When it comes to watercolor paint, I prefer to use pan paints as opposed to tube paints for ease of clean-up and storage. In the long run, tube paints are more economical, but remember, with watercolor paints, a little paint goes A LONG WAY, so even a pan of paint can last years.
My favorite tube paints are M. Graham Watercolors. They're a professional grade paint, so they're excellent quality, but their price tag reflects that!
If you're looking for a pan set, Prima Art Philosophy makes excellent, vibrant, themed sets that won't break the bank.
My absolute favorite watercolors to work with are handmade watercolors. There are many watercolor makers who make excellent, artist-quality paints in small batches. My favorites are Aloha Watercolors and 31PurpleFish.
Choosing the right watercolor paper can be very tricky. There are so many variables--the techniques you use, the look you're trying to achieve, the amount of water, the paint quality, the brushes...the list goes on. Canson XL Watercolor Paper is a very affordable option, but it has its challenges, and often beginners get very frustrated with those challenges. Using a higher quality (pricier) paper is often a better option for beginners.
Arches Cold Pressed Watercolor Paper is the gold standard in watercolor paper. It's 100% cotton, has a beautiful texture to it, and is slower to absorb water, which makes it a great option if you're working wet-on-wet.
Winsor Newton Professional Watercolor Paper is one of my favorites. It's also 100% cotton, and it's comparable to the Arches with a (slightly) lighter price tag.
Bee Paper 100% Cotton Watercolor Paper is my go-to paper. It's much more affordable than Arches or WN, but it's a slight step down in quality. However, it's still a great paper that works well for me.
When it comes to brushes, there's a distinct difference in what you want to use for the technique you're using or the effect you'd like to get. High quality, expensive brushes are typically made with animal hair and hold an high amount of water and pigment.

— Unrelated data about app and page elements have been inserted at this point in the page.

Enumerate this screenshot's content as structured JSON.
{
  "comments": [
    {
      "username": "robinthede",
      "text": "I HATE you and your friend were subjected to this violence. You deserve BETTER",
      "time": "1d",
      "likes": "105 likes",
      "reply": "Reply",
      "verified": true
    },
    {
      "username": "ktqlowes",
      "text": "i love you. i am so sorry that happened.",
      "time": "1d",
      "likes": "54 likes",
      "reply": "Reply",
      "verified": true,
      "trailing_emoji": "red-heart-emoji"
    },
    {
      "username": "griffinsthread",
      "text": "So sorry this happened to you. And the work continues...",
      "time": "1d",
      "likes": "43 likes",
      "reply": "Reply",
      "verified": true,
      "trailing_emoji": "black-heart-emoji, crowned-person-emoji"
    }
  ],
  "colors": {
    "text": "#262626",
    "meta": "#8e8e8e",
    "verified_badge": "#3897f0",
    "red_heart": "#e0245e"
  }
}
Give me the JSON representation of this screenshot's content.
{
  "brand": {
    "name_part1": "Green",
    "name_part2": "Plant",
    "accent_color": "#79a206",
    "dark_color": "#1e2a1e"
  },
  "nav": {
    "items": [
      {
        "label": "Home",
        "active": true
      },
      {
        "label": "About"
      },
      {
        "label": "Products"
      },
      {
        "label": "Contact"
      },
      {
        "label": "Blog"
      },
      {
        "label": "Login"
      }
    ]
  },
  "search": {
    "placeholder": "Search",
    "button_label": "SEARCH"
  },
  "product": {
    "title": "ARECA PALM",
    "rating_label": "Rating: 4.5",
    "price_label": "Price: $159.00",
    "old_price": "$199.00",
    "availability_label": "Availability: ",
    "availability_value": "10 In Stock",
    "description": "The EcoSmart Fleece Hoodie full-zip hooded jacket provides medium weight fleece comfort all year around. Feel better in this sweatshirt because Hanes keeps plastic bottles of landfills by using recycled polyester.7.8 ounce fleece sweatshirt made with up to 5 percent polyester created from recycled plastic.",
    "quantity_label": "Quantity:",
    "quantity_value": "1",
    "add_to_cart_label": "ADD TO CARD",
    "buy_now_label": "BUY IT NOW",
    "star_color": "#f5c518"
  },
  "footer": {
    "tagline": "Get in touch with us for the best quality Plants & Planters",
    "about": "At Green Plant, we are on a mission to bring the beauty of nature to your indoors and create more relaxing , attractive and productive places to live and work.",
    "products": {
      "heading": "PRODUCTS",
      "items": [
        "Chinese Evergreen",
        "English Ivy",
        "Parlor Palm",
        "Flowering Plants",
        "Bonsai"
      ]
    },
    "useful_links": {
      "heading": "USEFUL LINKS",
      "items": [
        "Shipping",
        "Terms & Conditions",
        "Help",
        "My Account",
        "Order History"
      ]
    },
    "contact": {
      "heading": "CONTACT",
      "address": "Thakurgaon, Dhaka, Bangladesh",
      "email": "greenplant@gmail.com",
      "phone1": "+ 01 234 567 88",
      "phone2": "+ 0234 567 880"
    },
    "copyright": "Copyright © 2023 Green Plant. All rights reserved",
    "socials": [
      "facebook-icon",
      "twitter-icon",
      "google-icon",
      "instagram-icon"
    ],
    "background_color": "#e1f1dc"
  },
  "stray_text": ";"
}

Silver Brush Limited Black Velvet brushes are excellent and will last a lifetime.
However, if you're a beginner, managing the amount of water on your paper is one of the most difficult things to do, so I actually recommend using brushes that don't hold as much water. That doesn't mean using just any less-expensive, synthetic bristle brush. You want your brushes to hold up to repeated use and most importantly, maintain their shape after you've used them. Artegria Intuition is a great option for watercolor brushes if you're just getting started. They retain their shape after repeated uses and hold a medium amount of water, preventing you from having a sopping wet painting with paint running everywhere!